** Supplied records **
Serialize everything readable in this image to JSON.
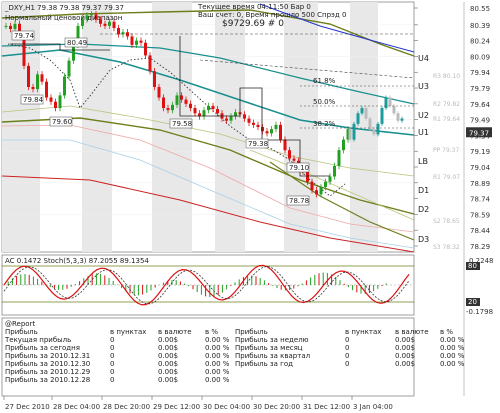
{
  "header": {
    "symbol_line": "_DXY,H1  79.38 79.38 79.37 79.37",
    "range_label": "Нормальный ценовой диапазон",
    "info_line": "Текущее время 04:11:50 Бар 0",
    "info_line2": "Ваш счет: 0, Время прошло 500 Спрэд 0",
    "balance_line": "$9729.69   # 0"
  },
  "price_axis": {
    "ticks": [
      "80.55",
      "80.39",
      "80.24",
      "80.09",
      "79.94",
      "79.79",
      "79.64",
      "79.49",
      "79.34",
      "79.19",
      "79.04",
      "78.89",
      "78.74",
      "78.59",
      "78.44",
      "78.29"
    ],
    "current": "79.37"
  },
  "time_axis": {
    "ticks": [
      "27 Dec 2010",
      "28 Dec 04:00",
      "28 Dec 20:00",
      "29 Dec 12:00",
      "30 Dec 04:00",
      "30 Dec 20:00",
      "31 Dec 12:00",
      "3 Jan 04:00"
    ]
  },
  "level_tags": [
    "U4",
    "U3",
    "U2",
    "U1",
    "LB",
    "D1",
    "D2",
    "D3"
  ],
  "pivot_tags": [
    "R3 80.10",
    "R2 79.82",
    "R1 79.64",
    "PP 79.37",
    "R1 79.07",
    "S2 78.65",
    "S3 78.32"
  ],
  "fib_labels": [
    "61.8%",
    "50.0%",
    "38.2%"
  ],
  "price_labels": [
    "79.74",
    "80.49",
    "79.84",
    "79.60",
    "79.58",
    "79.38",
    "79.10",
    "78.78"
  ],
  "oscillator": {
    "title": "AC 0.1472  Stoch(5,3,3) 87.2055 89.1354",
    "ticks": [
      "0.2248",
      "80",
      "20",
      "-0.1798"
    ]
  },
  "report": {
    "title": "@Report",
    "left_headers": [
      "Прибыль",
      "в пунктах",
      "в валюте",
      "в %"
    ],
    "left_rows": [
      [
        "Текущая прибыль",
        "0",
        "0.00$",
        "0.00 %"
      ],
      [
        "Прибыль за сегодня",
        "0",
        "0.00$",
        "0.00 %"
      ],
      [
        "Прибыль за 2010.12.31",
        "0",
        "0.00$",
        "0.00 %"
      ],
      [
        "Прибыль за 2010.12.30",
        "0",
        "0.00$",
        "0.00 %"
      ],
      [
        "Прибыль за 2010.12.29",
        "0",
        "0.00$",
        "0.00 %"
      ],
      [
        "Прибыль за 2010.12.28",
        "0",
        "0.00$",
        "0.00 %"
      ]
    ],
    "right_headers": [
      "Прибыль",
      "в пунктах",
      "в валюте",
      "в %"
    ],
    "right_rows": [
      [
        "Прибыль за неделю",
        "0",
        "0.00$",
        "0.00 %"
      ],
      [
        "Прибыль за месяц",
        "0",
        "0.00$",
        "0.00 %"
      ],
      [
        "Прибыль за квартал",
        "0",
        "0.00$",
        "0.00 %"
      ],
      [
        "Прибыль за год",
        "0",
        "0.00$",
        "0.00 %"
      ]
    ]
  },
  "colors": {
    "bull": "#22a022",
    "bear": "#dd1111",
    "teal": "#1a8f8f",
    "olive": "#6b7f1a",
    "blue": "#2233cc",
    "dark_red": "#cc2222",
    "tag_bg": "#333333",
    "band": "#e8e8e8"
  }
}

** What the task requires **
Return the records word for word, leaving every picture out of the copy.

** Exercise output **
Serialize everything readable in this image to JSON.
{
  "header": {
    "symbol_line": "_DXY,H1  79.38 79.38 79.37 79.37",
    "range_label": "Нормальный ценовой диапазон",
    "info_line": "Текущее время 04:11:50 Бар 0",
    "info_line2": "Ваш счет: 0, Время прошло 500 Спрэд 0",
    "balance_line": "$9729.69   # 0"
  },
  "price_axis": {
    "ticks": [
      "80.55",
      "80.39",
      "80.24",
      "80.09",
      "79.94",
      "79.79",
      "79.64",
      "79.49",
      "79.34",
      "79.19",
      "79.04",
      "78.89",
      "78.74",
      "78.59",
      "78.44",
      "78.29"
    ],
    "current": "79.37"
  },
  "time_axis": {
    "ticks": [
      "27 Dec 2010",
      "28 Dec 04:00",
      "28 Dec 20:00",
      "29 Dec 12:00",
      "30 Dec 04:00",
      "30 Dec 20:00",
      "31 Dec 12:00",
      "3 Jan 04:00"
    ]
  },
  "level_tags": [
    "U4",
    "U3",
    "U2",
    "U1",
    "LB",
    "D1",
    "D2",
    "D3"
  ],
  "pivot_tags": [
    "R3 80.10",
    "R2 79.82",
    "R1 79.64",
    "PP 79.37",
    "R1 79.07",
    "S2 78.65",
    "S3 78.32"
  ],
  "fib_labels": [
    "61.8%",
    "50.0%",
    "38.2%"
  ],
  "price_labels": [
    "79.74",
    "80.49",
    "79.84",
    "79.60",
    "79.58",
    "79.38",
    "79.10",
    "78.78"
  ],
  "oscillator": {
    "title": "AC 0.1472  Stoch(5,3,3) 87.2055 89.1354",
    "ticks": [
      "0.2248",
      "80",
      "20",
      "-0.1798"
    ]
  },
  "report": {
    "title": "@Report",
    "left_headers": [
      "Прибыль",
      "в пунктах",
      "в валюте",
      "в %"
    ],
    "left_rows": [
      [
        "Текущая прибыль",
        "0",
        "0.00$",
        "0.00 %"
      ],
      [
        "Прибыль за сегодня",
        "0",
        "0.00$",
        "0.00 %"
      ],
      [
        "Прибыль за 2010.12.31",
        "0",
        "0.00$",
        "0.00 %"
      ],
      [
        "Прибыль за 2010.12.30",
        "0",
        "0.00$",
        "0.00 %"
      ],
      [
        "Прибыль за 2010.12.29",
        "0",
        "0.00$",
        "0.00 %"
      ],
      [
        "Прибыль за 2010.12.28",
        "0",
        "0.00$",
        "0.00 %"
      ]
    ],
    "right_headers": [
      "Прибыль",
      "в пунктах",
      "в валюте",
      "в %"
    ],
    "right_rows": [
      [
        "Прибыль за неделю",
        "0",
        "0.00$",
        "0.00 %"
      ],
      [
        "Прибыль за месяц",
        "0",
        "0.00$",
        "0.00 %"
      ],
      [
        "Прибыль за квартал",
        "0",
        "0.00$",
        "0.00 %"
      ],
      [
        "Прибыль за год",
        "0",
        "0.00$",
        "0.00 %"
      ]
    ]
  },
  "colors": {
    "bull": "#22a022",
    "bear": "#dd1111",
    "teal": "#1a8f8f",
    "olive": "#6b7f1a",
    "blue": "#2233cc",
    "dark_red": "#cc2222",
    "tag_bg": "#333333",
    "band": "#e8e8e8"
  }
}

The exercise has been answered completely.